# AVAILABLE DATA:
⟨

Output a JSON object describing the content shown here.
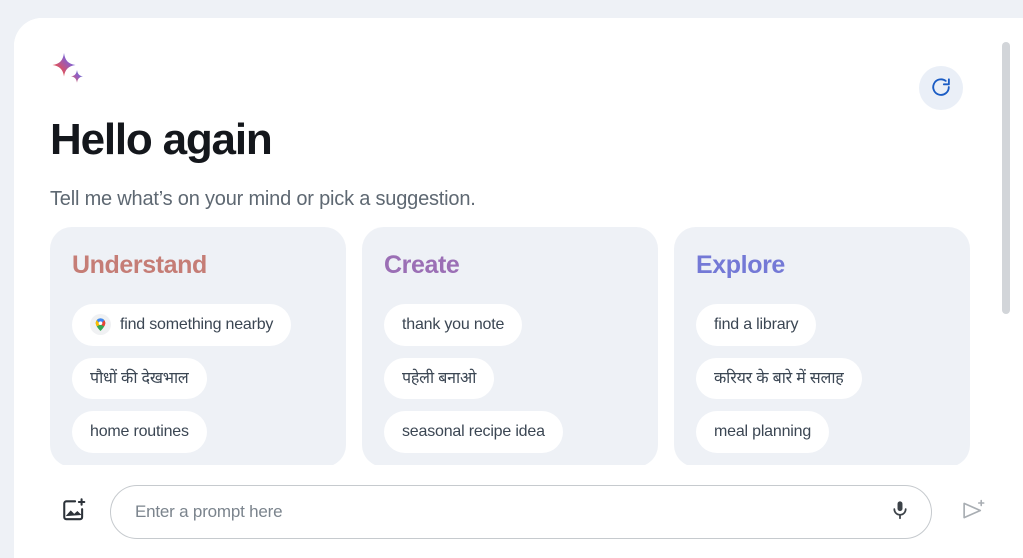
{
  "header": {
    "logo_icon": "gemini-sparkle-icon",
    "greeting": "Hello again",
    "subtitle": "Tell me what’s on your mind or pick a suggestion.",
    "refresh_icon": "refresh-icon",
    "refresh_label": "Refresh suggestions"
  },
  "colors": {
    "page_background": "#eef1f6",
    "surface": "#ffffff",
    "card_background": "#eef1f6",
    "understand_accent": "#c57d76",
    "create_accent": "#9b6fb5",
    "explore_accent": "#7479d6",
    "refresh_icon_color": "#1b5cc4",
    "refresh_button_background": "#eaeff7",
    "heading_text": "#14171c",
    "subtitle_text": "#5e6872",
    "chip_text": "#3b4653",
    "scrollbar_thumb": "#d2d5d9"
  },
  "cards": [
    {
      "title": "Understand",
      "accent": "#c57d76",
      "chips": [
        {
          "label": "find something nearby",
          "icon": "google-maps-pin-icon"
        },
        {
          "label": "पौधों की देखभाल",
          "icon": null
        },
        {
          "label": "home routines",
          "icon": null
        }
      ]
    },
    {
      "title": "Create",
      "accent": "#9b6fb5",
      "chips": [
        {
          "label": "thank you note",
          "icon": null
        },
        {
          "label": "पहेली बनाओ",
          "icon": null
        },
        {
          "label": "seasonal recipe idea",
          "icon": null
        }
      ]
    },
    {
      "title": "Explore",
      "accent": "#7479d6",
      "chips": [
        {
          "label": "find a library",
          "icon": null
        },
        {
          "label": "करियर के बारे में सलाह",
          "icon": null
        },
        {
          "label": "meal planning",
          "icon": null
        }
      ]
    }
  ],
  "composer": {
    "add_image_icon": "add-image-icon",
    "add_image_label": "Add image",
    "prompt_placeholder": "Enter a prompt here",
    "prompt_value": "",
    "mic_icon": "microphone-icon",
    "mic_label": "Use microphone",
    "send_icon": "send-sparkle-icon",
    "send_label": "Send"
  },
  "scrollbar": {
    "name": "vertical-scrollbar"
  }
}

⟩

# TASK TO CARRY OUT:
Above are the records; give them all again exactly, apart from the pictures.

# SOLUTION TO THIS TASK:
Output a JSON object describing the content shown here.
{
  "header": {
    "logo_icon": "gemini-sparkle-icon",
    "greeting": "Hello again",
    "subtitle": "Tell me what’s on your mind or pick a suggestion.",
    "refresh_icon": "refresh-icon",
    "refresh_label": "Refresh suggestions"
  },
  "colors": {
    "page_background": "#eef1f6",
    "surface": "#ffffff",
    "card_background": "#eef1f6",
    "understand_accent": "#c57d76",
    "create_accent": "#9b6fb5",
    "explore_accent": "#7479d6",
    "refresh_icon_color": "#1b5cc4",
    "refresh_button_background": "#eaeff7",
    "heading_text": "#14171c",
    "subtitle_text": "#5e6872",
    "chip_text": "#3b4653",
    "scrollbar_thumb": "#d2d5d9"
  },
  "cards": [
    {
      "title": "Understand",
      "accent": "#c57d76",
      "chips": [
        {
          "label": "find something nearby",
          "icon": "google-maps-pin-icon"
        },
        {
          "label": "पौधों की देखभाल",
          "icon": null
        },
        {
          "label": "home routines",
          "icon": null
        }
      ]
    },
    {
      "title": "Create",
      "accent": "#9b6fb5",
      "chips": [
        {
          "label": "thank you note",
          "icon": null
        },
        {
          "label": "पहेली बनाओ",
          "icon": null
        },
        {
          "label": "seasonal recipe idea",
          "icon": null
        }
      ]
    },
    {
      "title": "Explore",
      "accent": "#7479d6",
      "chips": [
        {
          "label": "find a library",
          "icon": null
        },
        {
          "label": "करियर के बारे में सलाह",
          "icon": null
        },
        {
          "label": "meal planning",
          "icon": null
        }
      ]
    }
  ],
  "composer": {
    "add_image_icon": "add-image-icon",
    "add_image_label": "Add image",
    "prompt_placeholder": "Enter a prompt here",
    "prompt_value": "",
    "mic_icon": "microphone-icon",
    "mic_label": "Use microphone",
    "send_icon": "send-sparkle-icon",
    "send_label": "Send"
  },
  "scrollbar": {
    "name": "vertical-scrollbar"
  }
}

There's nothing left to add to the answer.